What Is Crankshaft Sensor Replacement Cost?
Crankshaft position sensors cost between $120 and $300 to repair. The part will cost between $75 and $120 on its own. Labor costs will range from $45 and $180.
You must also account for the expected taxes and other charges that will be added to the total. In the end, getting this replacement job done won’t be prohibitively expensive. It’s well worth the money because you’ll be safeguarding your engine’s functionality.
What Is Crankshaft Sensor Location?
The crankshaft sensor is normally found in the front of the engine, around the bottom of the block. Most of the time, it’s hidden beneath the harmonic balancer. The crankshaft sensor can sometimes be found behind the timing cover, near the bottom of the block, but this is uncommon. It’s quite simple to replace the sensor as long as it’s on the outside of the block.

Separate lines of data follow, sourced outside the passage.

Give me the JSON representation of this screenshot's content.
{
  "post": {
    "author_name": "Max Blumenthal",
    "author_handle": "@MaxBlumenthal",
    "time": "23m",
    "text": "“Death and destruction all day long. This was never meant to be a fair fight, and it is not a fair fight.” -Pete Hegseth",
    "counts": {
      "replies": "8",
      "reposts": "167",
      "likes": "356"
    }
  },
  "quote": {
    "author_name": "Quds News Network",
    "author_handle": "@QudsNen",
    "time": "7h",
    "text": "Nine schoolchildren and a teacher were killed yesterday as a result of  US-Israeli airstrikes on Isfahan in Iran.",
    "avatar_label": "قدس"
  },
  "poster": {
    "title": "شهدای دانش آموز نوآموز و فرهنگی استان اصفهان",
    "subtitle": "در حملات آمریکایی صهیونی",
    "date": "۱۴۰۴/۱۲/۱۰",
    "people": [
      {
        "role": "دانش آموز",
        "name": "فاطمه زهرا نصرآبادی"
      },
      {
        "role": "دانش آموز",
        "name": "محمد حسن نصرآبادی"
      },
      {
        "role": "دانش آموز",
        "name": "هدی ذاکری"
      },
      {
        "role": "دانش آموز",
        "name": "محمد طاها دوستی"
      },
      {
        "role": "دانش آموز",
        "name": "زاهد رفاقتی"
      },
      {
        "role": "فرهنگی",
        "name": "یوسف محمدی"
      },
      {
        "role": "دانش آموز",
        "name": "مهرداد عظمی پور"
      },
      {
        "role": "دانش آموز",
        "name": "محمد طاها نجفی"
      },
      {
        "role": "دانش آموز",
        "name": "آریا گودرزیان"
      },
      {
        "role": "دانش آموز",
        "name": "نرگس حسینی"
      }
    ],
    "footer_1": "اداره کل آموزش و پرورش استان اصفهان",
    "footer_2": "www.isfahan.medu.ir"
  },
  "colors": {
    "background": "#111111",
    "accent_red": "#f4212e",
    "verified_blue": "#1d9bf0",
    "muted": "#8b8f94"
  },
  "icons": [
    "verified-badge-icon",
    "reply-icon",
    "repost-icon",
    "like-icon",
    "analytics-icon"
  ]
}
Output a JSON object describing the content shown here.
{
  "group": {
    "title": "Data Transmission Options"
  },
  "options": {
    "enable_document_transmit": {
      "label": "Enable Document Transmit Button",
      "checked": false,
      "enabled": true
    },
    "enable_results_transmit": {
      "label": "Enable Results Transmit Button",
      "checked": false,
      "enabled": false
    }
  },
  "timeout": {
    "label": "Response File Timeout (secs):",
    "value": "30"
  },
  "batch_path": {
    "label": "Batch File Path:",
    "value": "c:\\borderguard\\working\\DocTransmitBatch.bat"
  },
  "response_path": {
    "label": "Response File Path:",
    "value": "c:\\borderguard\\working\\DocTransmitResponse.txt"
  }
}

What Makes a Crankshaft Sensor Go Bad?
Excessive heat in an engine can cause a variety of issues. If your engine generates too much heat as a result of inadequate lubrication, ventilation, or radiator issues, the heat can build up to dangerous levels, melting or cracking the crank sensor’s plastic case. Because the sensor is unable to communicate crankshaft information to the computer, the automobile will not start.
Faulty Or Wrong Wiring
The most typical cause of crank sensor failure is a faulty wiring harness. This can be caused by issues with the voltage, ground, or return circuit. Loose wiring, oil, and dirt can wear down the wiring harness, resulting in voltage disturbance or wiring wear and tear. As a result, the sensor may fail repeatedly. If this is the case, your vehicle may start but not stay started.
Timing Belt Damage
The timing belt can wrap around the crankshaft and damage several minor parts and sensors if it was broken in a collision or snapped due to normal wear and tear. When the timing belt snapped, the crank sensor may have been damaged. The wiring harness and the sensor may be harmed as a result of this. Even if the belt has been replaced, the sensor may be broken, causing your car to crank but not stay started after a few minutes.
How To Start a Car With a Bad Crankshaft Sensor
The severity of the damage determines whether or not you will be able to start a car with a defective crankshaft position sensor. If you can’t reach a mechanic any other way, you should only try to start a car with a bad crankshaft sensor. Furthermore, even if you follow each step exactly, there is no guarantee that your car’s engine will start.
To start a car with a defective CKP sensor, you’ll also need a starting fluid, so find the sensor and remove the sensor plug once you’re set. Apply the fluid and then attempt to start your vehicle. If the engine starts and then stops, you may have an issue with the vehicle’s fuel pump, which means the engine isn’t getting enough fuel. If you can’t get the car started at all, you should check the spark plugs.
In most cases, though, if the CKP sensor is malfunctioning, you won’t be able to start your car at all, and you’ll need to replace it before you can use it again.